News & Media

March 28, 2012

Catholic Charities of Boston President Speaks at Sister Marie Augusta Neal, SND Lecture

Deborah Kincade Rambo, LICSW, president of Catholic Charities of the Archdiocese of Boston, addressed “Meeting the Needs in our Communities through Catholic Charities” at the annual Sister Marie Augusta Neal, SND Lecture on March 28th.

Deborah Kincade Rambo, LICSW, president of Catholic Charities of the Archdiocese of Boston, addressed "Meeting the Needs in our Communities through Catholic Charities" at the annual Sister Marie Augusta Neal, SND Lecture on March 28th in the Janet M. Daley Library Lecture Hall.

"Our Catholic faith calls us collectively and individually to work for social justice," Rambo said in her opening remarks. The Catholic Church, she noted, has an extensive fabric of social institutions, including schools, health care institutions and charities, which are rooted in the ministries of the Church, but serve the American society as a whole.

"We do what we do, not because you are Catholic, but because we are Catholic," Rambo said of Catholic Charities' continued mission to build "a just and compassionate society rooted in the dignity of all people."

Catholic Charities agencies across the country serve approximately 25 percent of the nation's 46 million poor, answering the call of an emerging social policy that "expects less from the state and other public agencies, more from the market and a great deal from nonprofit organizations," Rambo said.

On a local level, poverty is a growing problem within the Archdiocese. Rambo offered statistics from The Boston Foundation's 2011 report, The Measure of Poverty: A Boston Indicators Project Special Report, which stated that from 2005-2009, 90,000 Bostonians, not including college students, were living in poverty. Also, the percentage of children living in poverty in the Dorchester/Mattapan/Roxbury area has hit 42 percent the highest concentration in the state. To compound the issue, the cost of living in Greater Boston increased by 68 percent between 1990 and 2009, while federal poverty guidelines, which set a benchmark for government aid, rose by just 55 percent.

Rambo has seen the impact of the increased economic hardship on Catholic Charities' resources. In 2008, a food bank in the Dorchester/Mattapan/Roxbury area donated approximately 5,000 pounds of food each month. At the present, they provide 15,000 pounds a week.

Including several Basic Needs Service sites, which offer food pantries and rent, heat or utilities assistance, Catholic Charities of the Archdiocese of Boston provides more than 100 programs in 33 locations. They are second only to the state in the services they provide, which include education programs to help new immigrants or refugees learn English and job skills or programs to support young mothers who have left school. They also provide daily daycare service for 1,100 children, in programs accredited by the National Association for the Education of Young Children. Catholic Charities of Boston also has five transitional shelters for families in Boston, Cambridge and Lowell.

"We're sort of a soup-to-nuts agency," Rambo said.

Last year, Catholic Charities helped 200,000 individuals across Eastern Massachusetts, with the help of 600 full-time and part-time staff and 2,500 volunteers.

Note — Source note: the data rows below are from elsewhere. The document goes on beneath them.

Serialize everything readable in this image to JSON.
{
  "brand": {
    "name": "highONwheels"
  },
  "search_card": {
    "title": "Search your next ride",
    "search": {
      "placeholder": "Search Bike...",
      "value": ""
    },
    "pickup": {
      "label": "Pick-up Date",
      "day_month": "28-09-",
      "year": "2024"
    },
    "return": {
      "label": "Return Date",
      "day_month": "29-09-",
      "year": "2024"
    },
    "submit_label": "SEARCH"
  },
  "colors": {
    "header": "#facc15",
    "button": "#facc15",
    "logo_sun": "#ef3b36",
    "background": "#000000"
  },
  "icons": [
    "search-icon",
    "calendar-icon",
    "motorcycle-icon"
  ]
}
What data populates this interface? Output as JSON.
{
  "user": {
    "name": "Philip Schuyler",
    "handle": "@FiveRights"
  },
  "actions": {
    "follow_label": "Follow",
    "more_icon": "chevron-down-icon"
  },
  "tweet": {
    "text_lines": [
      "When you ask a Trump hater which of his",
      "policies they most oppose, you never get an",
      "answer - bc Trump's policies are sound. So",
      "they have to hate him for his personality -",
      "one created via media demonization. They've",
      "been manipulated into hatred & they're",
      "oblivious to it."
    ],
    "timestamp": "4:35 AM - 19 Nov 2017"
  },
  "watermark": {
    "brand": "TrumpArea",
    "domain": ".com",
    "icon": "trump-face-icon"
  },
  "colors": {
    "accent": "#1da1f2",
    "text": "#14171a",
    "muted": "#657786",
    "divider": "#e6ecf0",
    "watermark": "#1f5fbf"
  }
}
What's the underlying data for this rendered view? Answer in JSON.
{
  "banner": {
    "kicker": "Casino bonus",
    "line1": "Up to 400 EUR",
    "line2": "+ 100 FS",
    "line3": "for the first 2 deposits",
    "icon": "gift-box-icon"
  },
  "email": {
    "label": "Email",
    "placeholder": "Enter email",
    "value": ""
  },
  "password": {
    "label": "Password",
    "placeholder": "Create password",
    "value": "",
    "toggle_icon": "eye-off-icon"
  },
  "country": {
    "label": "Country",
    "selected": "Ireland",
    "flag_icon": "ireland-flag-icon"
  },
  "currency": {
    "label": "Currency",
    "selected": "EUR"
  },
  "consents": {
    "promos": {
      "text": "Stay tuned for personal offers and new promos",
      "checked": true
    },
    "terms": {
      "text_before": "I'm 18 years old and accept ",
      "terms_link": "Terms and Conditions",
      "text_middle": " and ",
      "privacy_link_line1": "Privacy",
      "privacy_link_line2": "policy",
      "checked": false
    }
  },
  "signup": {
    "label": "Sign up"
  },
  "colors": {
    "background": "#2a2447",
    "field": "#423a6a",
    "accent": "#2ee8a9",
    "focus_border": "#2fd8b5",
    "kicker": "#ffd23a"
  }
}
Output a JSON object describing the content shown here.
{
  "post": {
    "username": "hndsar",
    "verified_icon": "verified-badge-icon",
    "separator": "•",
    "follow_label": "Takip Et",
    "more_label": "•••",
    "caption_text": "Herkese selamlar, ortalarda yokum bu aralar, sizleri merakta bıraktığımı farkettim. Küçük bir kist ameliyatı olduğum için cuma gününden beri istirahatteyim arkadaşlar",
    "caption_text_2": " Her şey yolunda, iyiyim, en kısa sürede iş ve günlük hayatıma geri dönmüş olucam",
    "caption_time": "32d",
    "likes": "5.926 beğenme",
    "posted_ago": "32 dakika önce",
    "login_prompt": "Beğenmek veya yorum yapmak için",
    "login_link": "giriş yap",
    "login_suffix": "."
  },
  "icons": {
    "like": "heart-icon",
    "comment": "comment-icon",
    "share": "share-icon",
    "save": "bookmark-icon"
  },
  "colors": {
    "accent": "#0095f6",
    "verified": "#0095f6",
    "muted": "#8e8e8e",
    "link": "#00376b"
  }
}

In her current role as president and CEO, Rambo is responsible for guiding the strategic direction of one of the largest social services, not-for-profit agencies in Massachusetts.

For more than 32 years, she has had the opportunity to serve in all of Catholic Charities' community service centers and divisions as an advocate for the poor and working poor.

During the more than 15 years after joining Catholic Charities, Rambo served as a clinical social worker and program director, working with at risk children and families in disadvantaged communities.

Rambo holds a Bachelor of Arts in Sociology from Pennsylvania State University and a Masters of Social Work degree from Boston College.

The Sister Marie Augusta Neal, SND Lecture is dedicated to promoting the social justice mission of Emmanuel College. This annual lecture honors one of Emmanuel's most esteemed graduates and faculty members, Sister Marie Augusta Neal, SND '42, who influenced several generations of students and scholars worldwide through her inspirational teaching and her numerous groundbreaking publications on social justice and change, and women in the church.